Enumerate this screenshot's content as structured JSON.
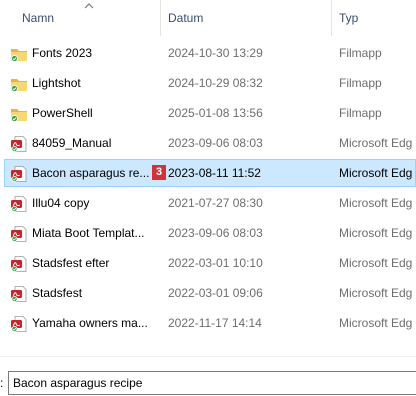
{
  "columns": {
    "name": "Namn",
    "date": "Datum",
    "type": "Typ"
  },
  "files": [
    {
      "name": "Fonts 2023",
      "date": "2024-10-30 13:29",
      "type": "Filmapp",
      "icon": "folder-icon"
    },
    {
      "name": "Lightshot",
      "date": "2024-10-29 08:32",
      "type": "Filmapp",
      "icon": "folder-icon"
    },
    {
      "name": "PowerShell",
      "date": "2025-01-08 13:56",
      "type": "Filmapp",
      "icon": "folder-icon"
    },
    {
      "name": "84059_Manual",
      "date": "2023-09-06 08:03",
      "type": "Microsoft Edg",
      "icon": "pdf-icon"
    },
    {
      "name": "Bacon asparagus re...",
      "date": "2023-08-11 11:52",
      "type": "Microsoft Edg",
      "icon": "pdf-icon",
      "selected": true,
      "badge": "3"
    },
    {
      "name": "Illu04 copy",
      "date": "2021-07-27 08:30",
      "type": "Microsoft Edg",
      "icon": "pdf-icon"
    },
    {
      "name": "Miata Boot Templat...",
      "date": "2023-09-06 08:03",
      "type": "Microsoft Edg",
      "icon": "pdf-icon"
    },
    {
      "name": "Stadsfest efter",
      "date": "2022-03-01 10:10",
      "type": "Microsoft Edg",
      "icon": "pdf-icon"
    },
    {
      "name": "Stadsfest",
      "date": "2022-03-01 09:06",
      "type": "Microsoft Edg",
      "icon": "pdf-icon"
    },
    {
      "name": "Yamaha owners ma...",
      "date": "2022-11-17 14:14",
      "type": "Microsoft Edg",
      "icon": "pdf-icon"
    }
  ],
  "filename": {
    "label_suffix": ":",
    "value": "Bacon asparagus recipe"
  },
  "colors": {
    "selection_bg": "#cce8ff",
    "selection_border": "#99d1ff",
    "badge": "#d13438",
    "folder": "#f8d775",
    "pdf": "#c4262e"
  }
}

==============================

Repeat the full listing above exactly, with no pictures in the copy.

Enumerate this screenshot's content as structured JSON.
{
  "columns": {
    "name": "Namn",
    "date": "Datum",
    "type": "Typ"
  },
  "files": [
    {
      "name": "Fonts 2023",
      "date": "2024-10-30 13:29",
      "type": "Filmapp",
      "icon": "folder-icon"
    },
    {
      "name": "Lightshot",
      "date": "2024-10-29 08:32",
      "type": "Filmapp",
      "icon": "folder-icon"
    },
    {
      "name": "PowerShell",
      "date": "2025-01-08 13:56",
      "type": "Filmapp",
      "icon": "folder-icon"
    },
    {
      "name": "84059_Manual",
      "date": "2023-09-06 08:03",
      "type": "Microsoft Edg",
      "icon": "pdf-icon"
    },
    {
      "name": "Bacon asparagus re...",
      "date": "2023-08-11 11:52",
      "type": "Microsoft Edg",
      "icon": "pdf-icon",
      "selected": true,
      "badge": "3"
    },
    {
      "name": "Illu04 copy",
      "date": "2021-07-27 08:30",
      "type": "Microsoft Edg",
      "icon": "pdf-icon"
    },
    {
      "name": "Miata Boot Templat...",
      "date": "2023-09-06 08:03",
      "type": "Microsoft Edg",
      "icon": "pdf-icon"
    },
    {
      "name": "Stadsfest efter",
      "date": "2022-03-01 10:10",
      "type": "Microsoft Edg",
      "icon": "pdf-icon"
    },
    {
      "name": "Stadsfest",
      "date": "2022-03-01 09:06",
      "type": "Microsoft Edg",
      "icon": "pdf-icon"
    },
    {
      "name": "Yamaha owners ma...",
      "date": "2022-11-17 14:14",
      "type": "Microsoft Edg",
      "icon": "pdf-icon"
    }
  ],
  "filename": {
    "label_suffix": ":",
    "value": "Bacon asparagus recipe"
  },
  "colors": {
    "selection_bg": "#cce8ff",
    "selection_border": "#99d1ff",
    "badge": "#d13438",
    "folder": "#f8d775",
    "pdf": "#c4262e"
  }
}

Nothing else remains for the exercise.